Sometime in 2007, I decided I was going to ride a motorcycle to South America from my home in Washington State. I've did a bit of research of others who had accomplished similar trips and was always surprised in how long they had prepared. A year later I'm still planning, still thinking, still dreaming, still searching for the "Adventure" bike...
Selecting the bike, for me, was a painful experience
Many of the people I spoke with that had ridden down south, or around the world, told me that any bike will work; If I had a bike then just take it. At that time my only “adventure” bike was a Ducati ST4. I don’t really want to take my ST4 to South America as I don't want to put it through the abuse of such a trip. If I was going to get another bike, which one should it be?
For me, the bike should have
- RTW reference – has been used before for this type of trip
- Common – so that it might not be the first time a mechanic in a small village in Bolivia has seen one
- Good online technical support forum (like ADVRider)
- Worldwide dealer network
- Comfortable for 2-up (more on that later)
- More than one cylinder (no real reason other than two or more cylinders should be smoother)
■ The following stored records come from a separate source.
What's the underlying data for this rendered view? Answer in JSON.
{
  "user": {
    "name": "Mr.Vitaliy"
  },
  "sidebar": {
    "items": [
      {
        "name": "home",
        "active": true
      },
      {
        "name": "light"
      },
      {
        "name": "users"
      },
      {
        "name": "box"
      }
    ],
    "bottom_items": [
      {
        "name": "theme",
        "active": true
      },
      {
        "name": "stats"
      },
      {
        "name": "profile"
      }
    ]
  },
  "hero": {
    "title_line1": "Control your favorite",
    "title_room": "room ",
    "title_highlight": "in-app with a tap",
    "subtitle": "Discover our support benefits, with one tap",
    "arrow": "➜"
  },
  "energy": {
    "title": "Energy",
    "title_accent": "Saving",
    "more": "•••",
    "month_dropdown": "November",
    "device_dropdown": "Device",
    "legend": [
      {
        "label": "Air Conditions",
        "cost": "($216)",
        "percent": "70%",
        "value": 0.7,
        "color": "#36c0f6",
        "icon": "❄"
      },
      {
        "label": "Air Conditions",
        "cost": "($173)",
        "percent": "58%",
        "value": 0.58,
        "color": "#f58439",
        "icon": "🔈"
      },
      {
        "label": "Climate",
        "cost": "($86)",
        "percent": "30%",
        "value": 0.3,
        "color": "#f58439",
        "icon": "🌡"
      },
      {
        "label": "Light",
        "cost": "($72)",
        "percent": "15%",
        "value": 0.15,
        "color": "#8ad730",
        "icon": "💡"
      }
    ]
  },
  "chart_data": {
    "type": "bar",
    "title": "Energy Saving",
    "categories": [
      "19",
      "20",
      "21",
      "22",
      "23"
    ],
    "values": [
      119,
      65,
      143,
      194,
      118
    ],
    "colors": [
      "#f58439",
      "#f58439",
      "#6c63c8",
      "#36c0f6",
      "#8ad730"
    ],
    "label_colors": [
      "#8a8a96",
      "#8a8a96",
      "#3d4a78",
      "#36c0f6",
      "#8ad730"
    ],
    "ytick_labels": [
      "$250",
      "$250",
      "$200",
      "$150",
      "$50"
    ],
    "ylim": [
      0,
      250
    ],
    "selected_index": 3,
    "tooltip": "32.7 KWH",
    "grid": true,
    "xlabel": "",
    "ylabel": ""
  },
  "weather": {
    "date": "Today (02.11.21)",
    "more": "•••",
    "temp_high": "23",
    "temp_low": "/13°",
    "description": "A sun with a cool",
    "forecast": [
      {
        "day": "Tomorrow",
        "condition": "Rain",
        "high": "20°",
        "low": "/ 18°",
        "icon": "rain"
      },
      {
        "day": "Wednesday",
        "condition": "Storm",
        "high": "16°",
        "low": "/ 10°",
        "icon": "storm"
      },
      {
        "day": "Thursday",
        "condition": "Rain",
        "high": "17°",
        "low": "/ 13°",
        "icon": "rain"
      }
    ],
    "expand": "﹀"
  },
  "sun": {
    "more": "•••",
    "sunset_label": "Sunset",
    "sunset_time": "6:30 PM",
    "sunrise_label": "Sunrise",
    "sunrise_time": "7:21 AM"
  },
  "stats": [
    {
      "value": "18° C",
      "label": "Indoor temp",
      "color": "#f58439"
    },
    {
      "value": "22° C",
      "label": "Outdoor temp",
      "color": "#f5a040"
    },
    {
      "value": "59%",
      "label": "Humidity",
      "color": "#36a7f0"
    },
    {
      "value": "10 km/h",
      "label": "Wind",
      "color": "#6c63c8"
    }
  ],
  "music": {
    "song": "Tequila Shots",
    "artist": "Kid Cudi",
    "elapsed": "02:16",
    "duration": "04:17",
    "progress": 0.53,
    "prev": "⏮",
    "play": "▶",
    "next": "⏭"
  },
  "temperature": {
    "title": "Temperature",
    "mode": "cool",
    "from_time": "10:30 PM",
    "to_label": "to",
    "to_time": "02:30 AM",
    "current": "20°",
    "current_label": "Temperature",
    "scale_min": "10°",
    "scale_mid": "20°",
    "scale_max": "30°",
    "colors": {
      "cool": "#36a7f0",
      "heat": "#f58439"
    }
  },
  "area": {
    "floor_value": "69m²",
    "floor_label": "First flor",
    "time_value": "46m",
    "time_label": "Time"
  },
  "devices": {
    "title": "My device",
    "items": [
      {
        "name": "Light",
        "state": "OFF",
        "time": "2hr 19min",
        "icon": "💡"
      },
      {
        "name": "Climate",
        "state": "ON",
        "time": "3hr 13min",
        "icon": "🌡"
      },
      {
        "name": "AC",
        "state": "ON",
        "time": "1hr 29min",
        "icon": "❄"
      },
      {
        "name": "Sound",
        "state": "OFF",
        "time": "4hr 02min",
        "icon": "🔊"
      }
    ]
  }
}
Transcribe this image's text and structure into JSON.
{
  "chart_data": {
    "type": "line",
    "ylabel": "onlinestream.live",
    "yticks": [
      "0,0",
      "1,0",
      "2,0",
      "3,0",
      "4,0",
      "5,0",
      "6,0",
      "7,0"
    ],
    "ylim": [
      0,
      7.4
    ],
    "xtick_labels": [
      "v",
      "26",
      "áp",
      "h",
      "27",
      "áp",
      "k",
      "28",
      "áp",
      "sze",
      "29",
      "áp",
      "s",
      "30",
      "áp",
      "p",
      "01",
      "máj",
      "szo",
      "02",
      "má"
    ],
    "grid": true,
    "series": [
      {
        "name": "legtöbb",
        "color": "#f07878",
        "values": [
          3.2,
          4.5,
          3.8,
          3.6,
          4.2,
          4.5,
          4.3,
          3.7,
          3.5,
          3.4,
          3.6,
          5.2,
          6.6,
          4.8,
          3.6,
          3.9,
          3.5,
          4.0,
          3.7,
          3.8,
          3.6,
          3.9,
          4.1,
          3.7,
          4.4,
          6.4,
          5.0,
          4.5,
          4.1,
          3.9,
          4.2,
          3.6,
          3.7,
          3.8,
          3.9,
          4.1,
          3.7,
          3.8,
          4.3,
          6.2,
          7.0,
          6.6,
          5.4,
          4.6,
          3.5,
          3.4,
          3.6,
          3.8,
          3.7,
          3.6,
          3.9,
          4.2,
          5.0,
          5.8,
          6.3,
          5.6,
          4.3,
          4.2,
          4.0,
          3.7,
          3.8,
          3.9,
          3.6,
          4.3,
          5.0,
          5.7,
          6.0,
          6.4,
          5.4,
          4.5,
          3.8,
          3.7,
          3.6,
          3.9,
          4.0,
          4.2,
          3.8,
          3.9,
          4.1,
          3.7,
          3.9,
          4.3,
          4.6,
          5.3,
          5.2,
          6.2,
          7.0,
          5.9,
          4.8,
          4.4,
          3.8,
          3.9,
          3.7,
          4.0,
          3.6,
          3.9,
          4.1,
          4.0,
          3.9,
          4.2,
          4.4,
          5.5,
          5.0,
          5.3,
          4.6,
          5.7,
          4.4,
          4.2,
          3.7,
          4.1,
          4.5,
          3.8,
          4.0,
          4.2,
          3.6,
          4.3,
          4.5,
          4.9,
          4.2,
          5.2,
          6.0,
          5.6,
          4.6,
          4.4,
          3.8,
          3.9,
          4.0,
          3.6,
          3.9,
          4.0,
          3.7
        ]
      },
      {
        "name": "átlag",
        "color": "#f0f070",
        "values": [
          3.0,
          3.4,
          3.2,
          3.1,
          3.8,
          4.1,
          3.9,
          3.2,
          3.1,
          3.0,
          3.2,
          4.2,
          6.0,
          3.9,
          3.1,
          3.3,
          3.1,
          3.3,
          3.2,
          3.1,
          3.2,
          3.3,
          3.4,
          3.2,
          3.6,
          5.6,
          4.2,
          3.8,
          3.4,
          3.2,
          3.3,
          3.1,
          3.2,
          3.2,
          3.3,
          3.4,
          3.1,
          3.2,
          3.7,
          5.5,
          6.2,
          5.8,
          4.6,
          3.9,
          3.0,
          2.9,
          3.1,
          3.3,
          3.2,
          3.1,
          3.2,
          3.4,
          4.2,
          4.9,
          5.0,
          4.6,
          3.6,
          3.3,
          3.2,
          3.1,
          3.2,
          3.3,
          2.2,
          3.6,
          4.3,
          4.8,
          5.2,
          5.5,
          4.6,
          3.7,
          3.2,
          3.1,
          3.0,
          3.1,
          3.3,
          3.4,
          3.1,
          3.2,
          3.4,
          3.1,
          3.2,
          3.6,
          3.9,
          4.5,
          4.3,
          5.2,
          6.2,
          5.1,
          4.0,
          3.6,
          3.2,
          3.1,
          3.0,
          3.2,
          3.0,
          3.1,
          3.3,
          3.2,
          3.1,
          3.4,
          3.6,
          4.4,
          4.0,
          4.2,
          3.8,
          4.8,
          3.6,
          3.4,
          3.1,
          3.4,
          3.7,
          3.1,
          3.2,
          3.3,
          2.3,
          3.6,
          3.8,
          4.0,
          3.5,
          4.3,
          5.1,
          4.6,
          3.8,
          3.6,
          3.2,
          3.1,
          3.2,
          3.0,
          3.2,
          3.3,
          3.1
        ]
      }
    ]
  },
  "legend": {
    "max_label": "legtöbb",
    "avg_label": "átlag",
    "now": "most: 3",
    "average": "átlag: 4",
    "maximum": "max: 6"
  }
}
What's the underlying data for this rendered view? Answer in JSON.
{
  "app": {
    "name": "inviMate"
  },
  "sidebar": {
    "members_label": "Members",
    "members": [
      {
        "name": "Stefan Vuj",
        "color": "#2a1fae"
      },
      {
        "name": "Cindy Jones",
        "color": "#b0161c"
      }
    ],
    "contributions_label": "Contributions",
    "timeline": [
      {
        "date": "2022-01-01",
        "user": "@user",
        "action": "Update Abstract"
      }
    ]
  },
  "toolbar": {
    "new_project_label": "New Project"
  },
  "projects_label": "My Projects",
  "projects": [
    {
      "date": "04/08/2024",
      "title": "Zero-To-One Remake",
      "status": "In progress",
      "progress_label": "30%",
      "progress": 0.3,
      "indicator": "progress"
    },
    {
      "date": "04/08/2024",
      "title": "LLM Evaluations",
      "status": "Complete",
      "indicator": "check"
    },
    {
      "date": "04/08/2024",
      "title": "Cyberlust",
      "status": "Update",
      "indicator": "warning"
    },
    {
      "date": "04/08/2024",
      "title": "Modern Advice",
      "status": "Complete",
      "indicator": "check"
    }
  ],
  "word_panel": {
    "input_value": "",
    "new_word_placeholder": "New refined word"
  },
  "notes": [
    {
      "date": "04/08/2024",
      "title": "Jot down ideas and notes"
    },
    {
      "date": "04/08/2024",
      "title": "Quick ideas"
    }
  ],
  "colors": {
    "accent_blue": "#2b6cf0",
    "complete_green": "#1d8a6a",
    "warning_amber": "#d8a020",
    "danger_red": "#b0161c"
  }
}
Bikes I considered
- BMW 650 (solo only)
- BMW oilheads (1100GS, 1150GS/GSA, 1200GS/GSA) (solo or 2-up)
- BMW 800GS (solo or 2-up)
- KLR (solo only)
- Ducati Multistrada (solo or 2-up)
- TransAlp (solo or 2-up)
- KTM 640 Adventurer (solo only)
- KTM 990 Adventurer (solo OR 2-up)
I wanted a bike that had a proven track record as I didn’t want to be the first one with some weird problem while I'm in the middle of nowhere. If I did have a problem, I wanted access to some technical reference like, another rider on the same type of bike, online support forums, dealers, etc. I know a guy that’s in Russia now and he’s having starter problems with his BMW 1200GS. He’s getting a lot of support from online forums by people that have had a similar problem. The lack of this type of support is what keeps me from getting the 800GS (even though I think the bike is going to be a good one). It will take time for enough people to own the 800 and gain the experience needed to be able to provide online support.
As it turns out, I need a bike for 2-up riding. This requirement eliminated a lot of bikes on the list, not because they couldn’t be used for 2-up riding, but because I wanted the bike to be capable of riding 2-up comfortably.
For me, this meant a BMW oilhead; but which one? I would never want to abandon a bike, but if I needed to, then I didn't want to feel like I just lost a huge investment. The meaning of “huge investment” is going to be different for everyone, but for me, the BMW 1200GS was just too much. There’s also a possibility I may want to get a carnet at some point. Some countries requite a large percentage (400% for India) of the bikes current value for the carnet bond. South and Central America do not require a carnet, but you never know where you may end up. The BMW 1100GS was the next to go because of the transmission and frame breakage problems.
The BMW 1150GS started to look like my advebture bike. After reading about the different configurations of the 1150GS, I decided on the ’02 model; it doesn't have the servo ABS and it wasn’t the first model year. I didn’t see a huge advantage in the Adventure model's larger tank and shorter first gear so I was open to either a GS or a GSA.
My ’02 1150GS - 14K miles and:
- Rich’s custom seat (a real plus)
- Remus exhaust (not a requirement but OK)
- Touratech hard part (a must) and crash bars
- Motolights (removed - I found they didn't work and I didn't like how they attached to the forks)
- larger aftermarket screen
- BMW system bags (removed)
- tail bag, tank bag
- extra power outlet
- Cycle Pump
- 41L gas tank
- 41L aluminum panniers
- folding gear shifter
- Foam air filter
- Ohlins shocks (These made a huge improvment in handling)
- Garmin Oregon GPS and locking mount
I’m working on the handlebar ergonomics now as the bike has bar risers installed, but I’m not sure I like them. Later this year I’ll install stainless steel brake lines. 2008 is the shakedown year for the bike, so, based on what I learn I may add or remove an accessory or two. Then, a few months before I leave, I’ll do things like: new brake pads, install spare throttle cables, external fuel filter, complete maintenance and maybe install one of those reusable Scott oil filters.
I’m still worried about the weight of the bike; it's huge! I’ve been riding it off road a lot and I’m pleasantly surprised in how it handles in the dirt. You don’t really feel the weight while moving. I’ve put it into a few power slides and as long as you keep the power on, it’s OK; just don’t make a mistake, as it’s a real bear trying to recover without dropping the beast. In the end, riding 2-up with gear, I don’t think the weight of any bike is going to be a limiting factor, as long as the bike can handle the load.
Update (August 2011)
Check out my new adventure bike KTM 990